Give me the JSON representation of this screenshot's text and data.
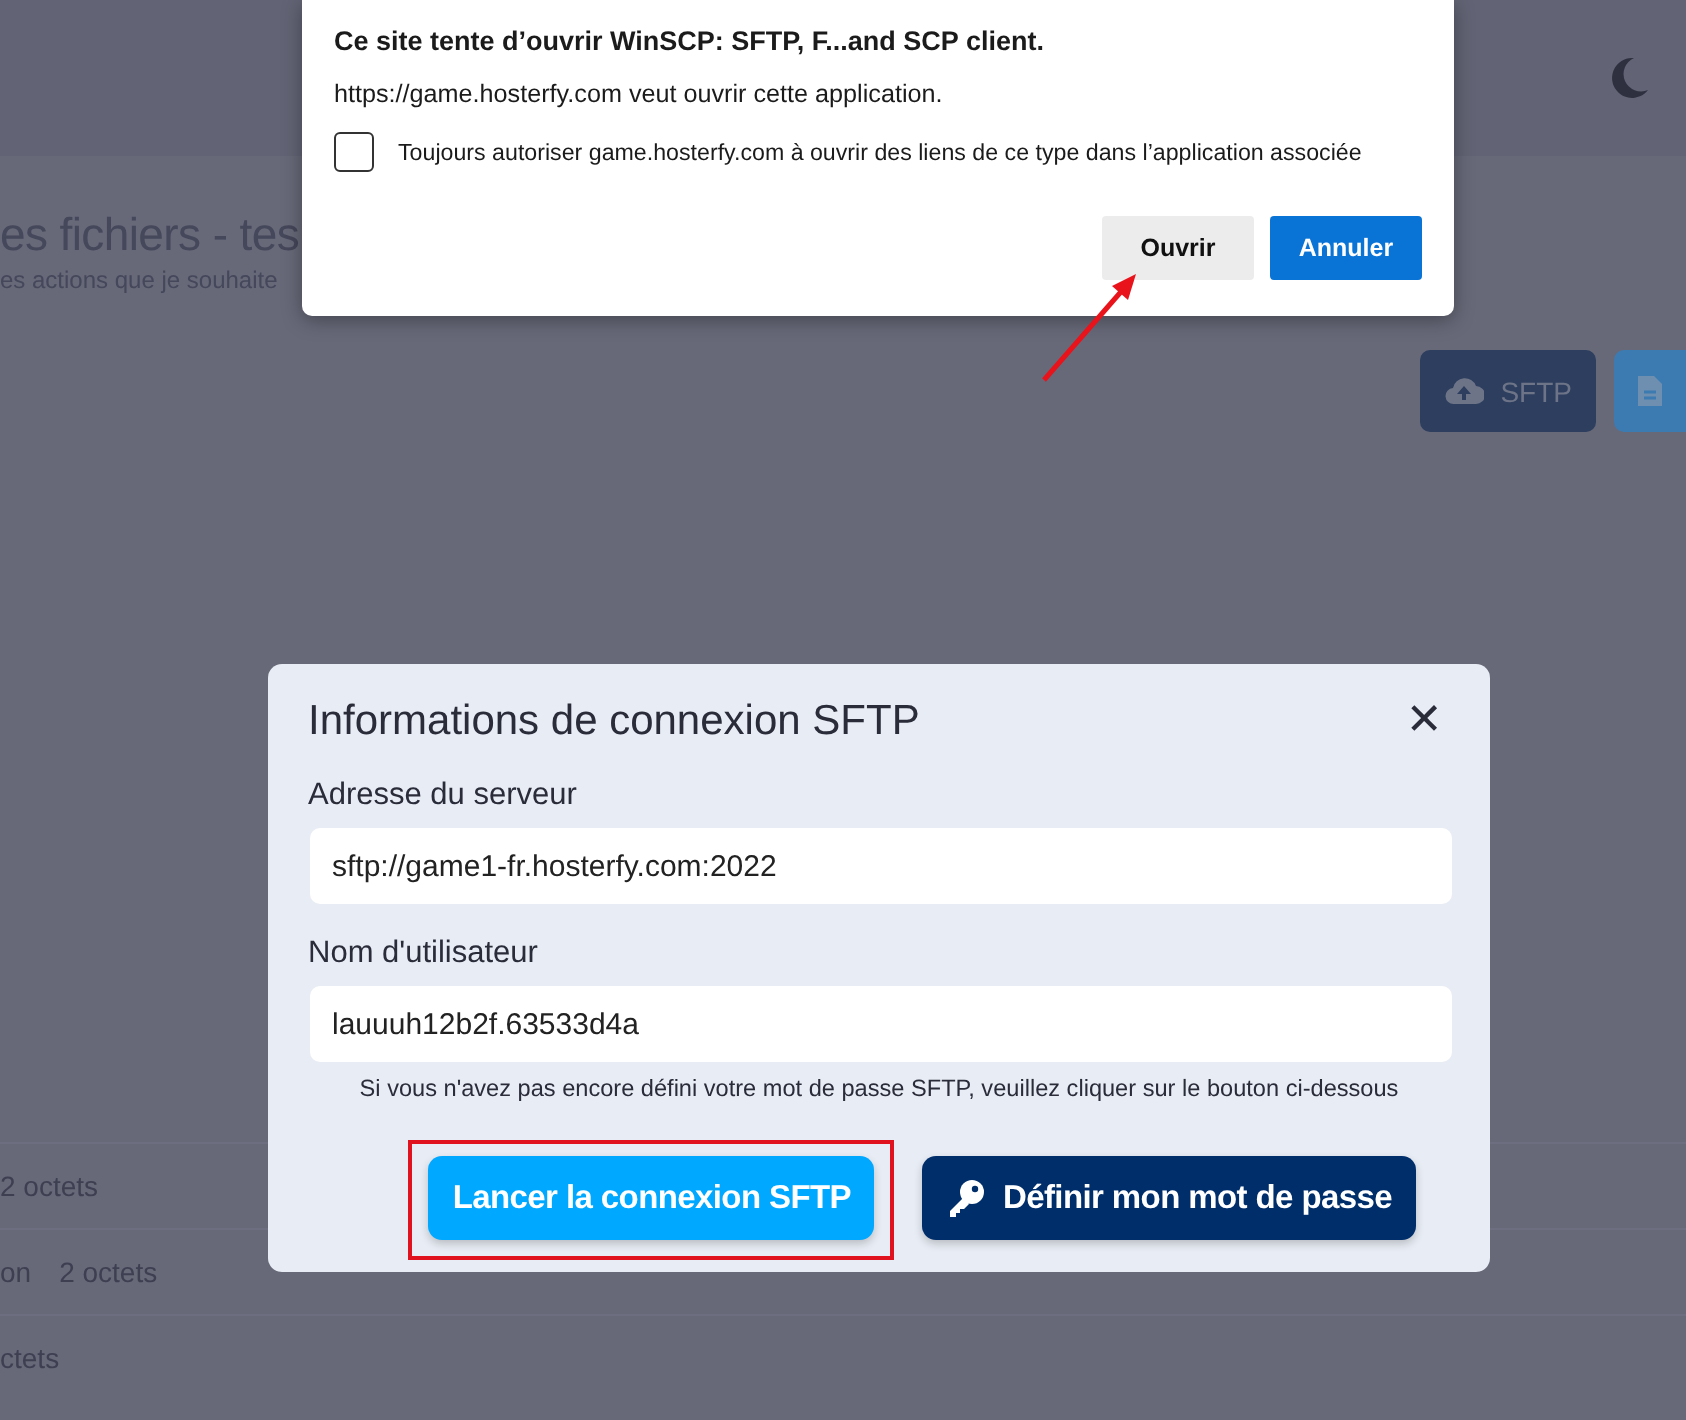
{
  "background_page": {
    "title": "es fichiers - tes",
    "subtitle": "es actions que je souhaite",
    "toolbar_buttons": [
      {
        "label": "SFTP",
        "kind": "sftp"
      },
      {
        "kind": "file"
      }
    ],
    "rows": [
      {
        "cells": [
          "2 octets"
        ]
      },
      {
        "cells": [
          "on",
          "2 octets"
        ]
      },
      {
        "cells": [
          "ctets"
        ]
      }
    ]
  },
  "browser_prompt": {
    "title": "Ce site tente d’ouvrir WinSCP: SFTP, F...and SCP client.",
    "message": "https://game.hosterfy.com veut ouvrir cette application.",
    "checkbox": {
      "label": "Toujours autoriser game.hosterfy.com à ouvrir des liens de ce type dans l’application associée",
      "checked": false
    },
    "buttons": [
      {
        "label": "Ouvrir",
        "kind": "secondary"
      },
      {
        "label": "Annuler",
        "kind": "primary"
      }
    ]
  },
  "sftp_modal": {
    "title": "Informations de connexion SFTP",
    "close": "✕",
    "fields": [
      {
        "label": "Adresse du serveur",
        "value": "sftp://game1-fr.hosterfy.com:2022"
      },
      {
        "label": "Nom d'utilisateur",
        "value": "lauuuh12b2f.63533d4a"
      }
    ],
    "note": "Si vous n'avez pas encore défini votre mot de passe SFTP, veuillez cliquer sur le bouton ci-dessous",
    "buttons": [
      {
        "label": "Lancer la connexion SFTP",
        "kind": "launch",
        "highlighted": true
      },
      {
        "label": "Définir mon mot de passe",
        "kind": "password",
        "highlighted": false
      }
    ]
  }
}
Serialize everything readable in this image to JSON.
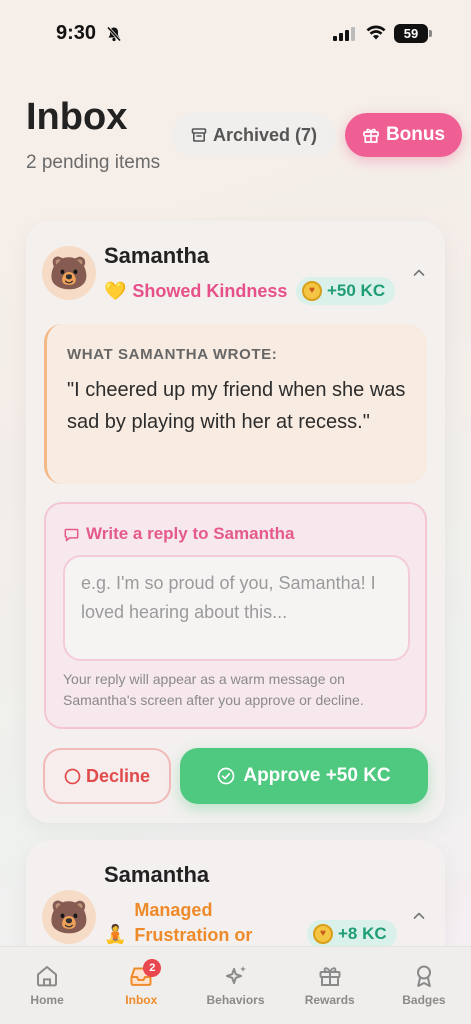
{
  "status_bar": {
    "time": "9:30",
    "battery": "59"
  },
  "header": {
    "title": "Inbox",
    "subtitle": "2 pending items",
    "archived_label": "Archived (7)",
    "bonus_label": "Bonus"
  },
  "cards": [
    {
      "child_name": "Samantha",
      "avatar_emoji": "🐻",
      "behavior_emoji": "💛",
      "behavior": "Showed Kindness",
      "reward": "+50 KC",
      "wrote_label": "WHAT SAMANTHA WROTE:",
      "wrote_text": "\"I cheered up my friend when she was sad by playing with her at recess.\"",
      "reply_title": "Write a reply to Samantha",
      "reply_placeholder": "e.g. I'm so proud of you, Samantha! I loved hearing about this...",
      "reply_value": "",
      "reply_hint": "Your reply will appear as a warm message on Samantha's screen after you approve or decline.",
      "decline_label": "Decline",
      "approve_label": "Approve +50 KC"
    },
    {
      "child_name": "Samantha",
      "avatar_emoji": "🐻",
      "behavior_emoji": "🧘",
      "behavior": "Managed Frustration or",
      "reward": "+8 KC"
    }
  ],
  "tabs": [
    {
      "label": "Home",
      "icon": "home-icon",
      "active": false
    },
    {
      "label": "Inbox",
      "icon": "inbox-icon",
      "active": true,
      "badge": "2"
    },
    {
      "label": "Behaviors",
      "icon": "sparkle-icon",
      "active": false
    },
    {
      "label": "Rewards",
      "icon": "gift-icon",
      "active": false
    },
    {
      "label": "Badges",
      "icon": "badge-icon",
      "active": false
    }
  ],
  "colors": {
    "accent_pink": "#ef5f93",
    "accent_orange": "#ef8a2a",
    "approve_green": "#4fc97f",
    "decline_red": "#e14b4b",
    "kc_teal": "#1f9d77"
  }
}
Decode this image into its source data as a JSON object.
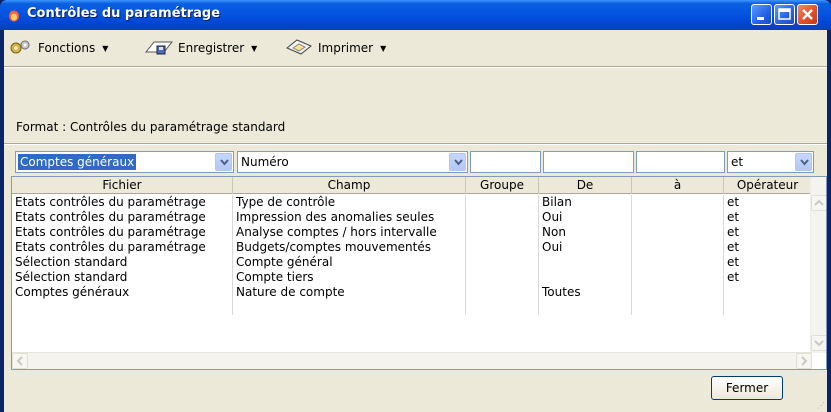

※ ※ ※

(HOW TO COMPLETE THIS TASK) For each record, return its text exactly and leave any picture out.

(WORKED SOLUTION)
Give me the JSON representation of this screenshot's text and data.
{
  "background_page": {
    "title": "es fichiers - tes",
    "subtitle": "es actions que je souhaite",
    "toolbar_buttons": [
      {
        "label": "SFTP",
        "kind": "sftp"
      },
      {
        "kind": "file"
      }
    ],
    "rows": [
      {
        "cells": [
          "2 octets"
        ]
      },
      {
        "cells": [
          "on",
          "2 octets"
        ]
      },
      {
        "cells": [
          "ctets"
        ]
      }
    ]
  },
  "browser_prompt": {
    "title": "Ce site tente d’ouvrir WinSCP: SFTP, F...and SCP client.",
    "message": "https://game.hosterfy.com veut ouvrir cette application.",
    "checkbox": {
      "label": "Toujours autoriser game.hosterfy.com à ouvrir des liens de ce type dans l’application associée",
      "checked": false
    },
    "buttons": [
      {
        "label": "Ouvrir",
        "kind": "secondary"
      },
      {
        "label": "Annuler",
        "kind": "primary"
      }
    ]
  },
  "sftp_modal": {
    "title": "Informations de connexion SFTP",
    "close": "✕",
    "fields": [
      {
        "label": "Adresse du serveur",
        "value": "sftp://game1-fr.hosterfy.com:2022"
      },
      {
        "label": "Nom d'utilisateur",
        "value": "lauuuh12b2f.63533d4a"
      }
    ],
    "note": "Si vous n'avez pas encore défini votre mot de passe SFTP, veuillez cliquer sur le bouton ci-dessous",
    "buttons": [
      {
        "label": "Lancer la connexion SFTP",
        "kind": "launch",
        "highlighted": true
      },
      {
        "label": "Définir mon mot de passe",
        "kind": "password",
        "highlighted": false
      }
    ]
  }
}
Serialize everything readable in this image to JSON.
{
  "status_bar": {
    "time": "9:30",
    "battery": "59"
  },
  "header": {
    "title": "Inbox",
    "subtitle": "2 pending items",
    "archived_label": "Archived (7)",
    "bonus_label": "Bonus"
  },
  "cards": [
    {
      "child_name": "Samantha",
      "avatar_emoji": "🐻",
      "behavior_emoji": "💛",
      "behavior": "Showed Kindness",
      "reward": "+50 KC",
      "wrote_label": "WHAT SAMANTHA WROTE:",
      "wrote_text": "\"I cheered up my friend when she was sad by playing with her at recess.\"",
      "reply_title": "Write a reply to Samantha",
      "reply_placeholder": "e.g. I'm so proud of you, Samantha! I loved hearing about this...",
      "reply_value": "",
      "reply_hint": "Your reply will appear as a warm message on Samantha's screen after you approve or decline.",
      "decline_label": "Decline",
      "approve_label": "Approve +50 KC"
    },
    {
      "child_name": "Samantha",
      "avatar_emoji": "🐻",
      "behavior_emoji": "🧘",
      "behavior": "Managed Frustration or",
      "reward": "+8 KC"
    }
  ],
  "tabs": [
    {
      "label": "Home",
      "icon": "home-icon",
      "active": false
    },
    {
      "label": "Inbox",
      "icon": "inbox-icon",
      "active": true,
      "badge": "2"
    },
    {
      "label": "Behaviors",
      "icon": "sparkle-icon",
      "active": false
    },
    {
      "label": "Rewards",
      "icon": "gift-icon",
      "active": false
    },
    {
      "label": "Badges",
      "icon": "badge-icon",
      "active": false
    }
  ],
  "colors": {
    "accent_pink": "#ef5f93",
    "accent_orange": "#ef8a2a",
    "approve_green": "#4fc97f",
    "decline_red": "#e14b4b",
    "kc_teal": "#1f9d77"
  }
}
Decode this image into its source data as a JSON object.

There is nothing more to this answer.